Abstract Details

<< Back to Detailed Agenda

9/24/2018  |   10:00 AM - 10:30 AM   |  Diamond Ballroom II

Long-Term Hearing Outcomes of Symptomatic CMV Infected Children Treated with Valgangciclovir

OBJECTIVES: To evaluate the long-term trends in hearing outcomes among symptomatic CMV patients treated with vanganciclovir. METHODS: A retrospective chart review of symptomatic CMV patients treated with valgangcyclovir was completed for 2003-present. The primary endpoint was the change in best ear hearing scores prior to treatment and after several follow-up audiograms.
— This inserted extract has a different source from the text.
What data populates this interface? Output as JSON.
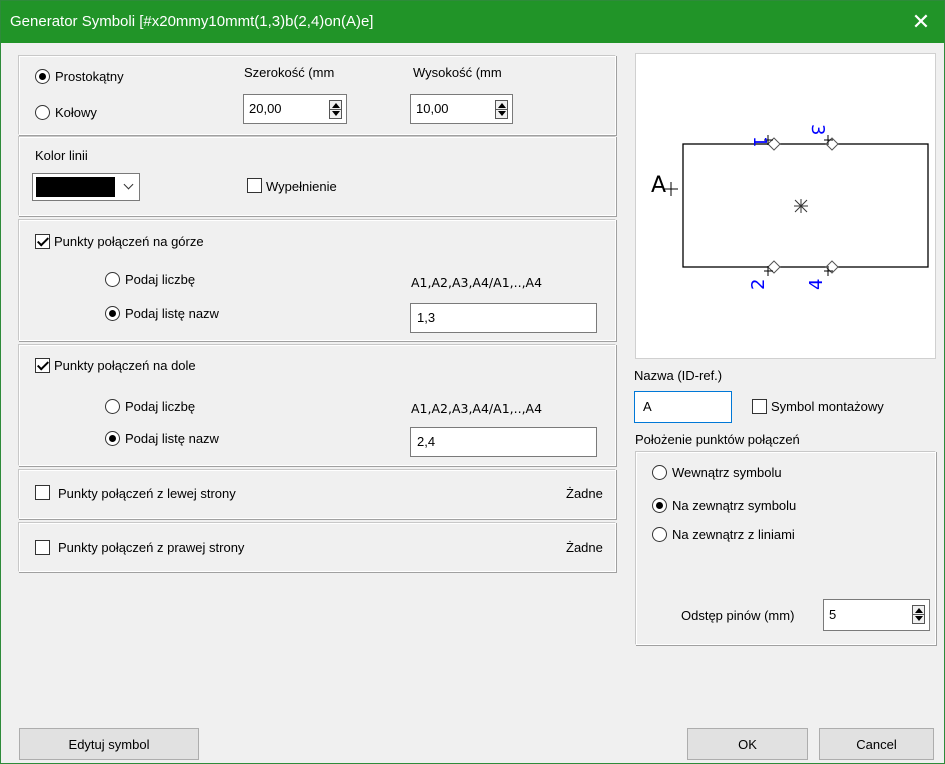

An additional endpoint included change in hearing for right and left ears. Clinically significant worsening hearing in the best ear was defined as the occurrence of either: a) 10 dB or greater increase in minimum response level (MRL) at both 2 and 4 kHz, b) 15 dB or greater increase at either frequency, or c) cochlear implantation. A paired-sample t-test was used to evaluate differences in the mean change of hearing scores. RESULTS: Sixteen symptomatic CMV infected children who underwent treatment with vanganciclovir were included in this study. There was a measurable worsening, but not a statistically significant change in the baseline and follow-up best hearing scores, where the mean worsening change is 11.88dB (95% CI: -1.11 – 24.86, p-value=0.070). However, of the 16 patients, 14 (87.5%, p-value<0.001) were found to have clinically significant worsening hearing after an average of 3.17 years (range: 0.26 – 9.98) of follow-up. The mean change in hearing scores for the left ear was 14.22 dB (95% CI: 2.25 – 26.19, p-value=0.023). The mean change in hearing scores for the right ear was 15.47 dB (95% CI: 1.52 – 29.42, p-value=0.032). Two patients eventually underwent cochlear implantation (CI), and ten more are being considered candidates for CI. CONCLUSION: The proportion of children with worsening hearing scores and who underwent cochlear implantation suggest that valganciclovir provides only a short-term improvement in hearing outcomes. These preliminary post-hoc findings suggest the need for a more rigorous evaluation and inclusion of a control group.

  • Two randomized clinical trials report improved hearing outcomes in symptomatic CMV infected children treated with valganciclovir
  • Illustrate lack of long term hearing follow-up of symptomatic cCMV infected children treated with valganciclovir
  • Many symptomatic CMV infected children treated with valganciclovir will develop worsening hearing thresholds.

Presentation:
This presentation has not yet been uploaded.

Handouts:
No handouts have been uploaded.


Albert Park (Primary Presenter), albert.park@hsc.utah.edu;
Dr. Park is the chief for Pediatric Otolaryngology at the University of Utah. He is the principal investigator for an NIH funded multi-institutional clinical trial to determine whether the antiviral drug, valganciclovir can improve hearing outcomes for children with cytomegalovirus (CMV), a very common and understudied cause of childhood hearing loss.He also established a CMV working group comprising of pediatric genetics, infectious disease, otolaryngology, audiology, neurology, department of health and ARUP laboratories to streamline clinical and research initiatives in this field.

      ASHA DISCLOSURE:

Financial - No relevant financial relationship exists.

Nonfinancial - No relevant nonfinancial relationship exists.


      AAA DISCLOSURE:

Financial - Receives support from NIH.  




Hilary McCrary (Co-Author), hilary.mccrary@hsc.utah.edu;
Dr. McCrary is an otolaryngology resident at the University of Utah

      ASHA DISCLOSURE:

Financial -

Nonfinancial -


      AAA DISCLOSURE:

Financial - No relevant financial relationship exists.




Xioaming Sheng (Co-Author), xiaoming.sheng@hsc.utah.edu;
Xiaoming Sheng, Ph.D., is a Research Professor of Pediatrics and a statistician in the Department of Pediatrics.

      ASHA DISCLOSURE:

Financial -

Nonfinancial -


      AAA DISCLOSURE:

Financial - No relevant financial relationship exists.




Tom Greene (Co-Author), tom.greene@hsc.utah.edu;
Dr. Greene is the Chief of the Division of Biostatistics at the University of Utah

      ASHA DISCLOSURE:

Financial -

Nonfinancial -


      AAA DISCLOSURE:

Financial - No relevant financial relationship exists.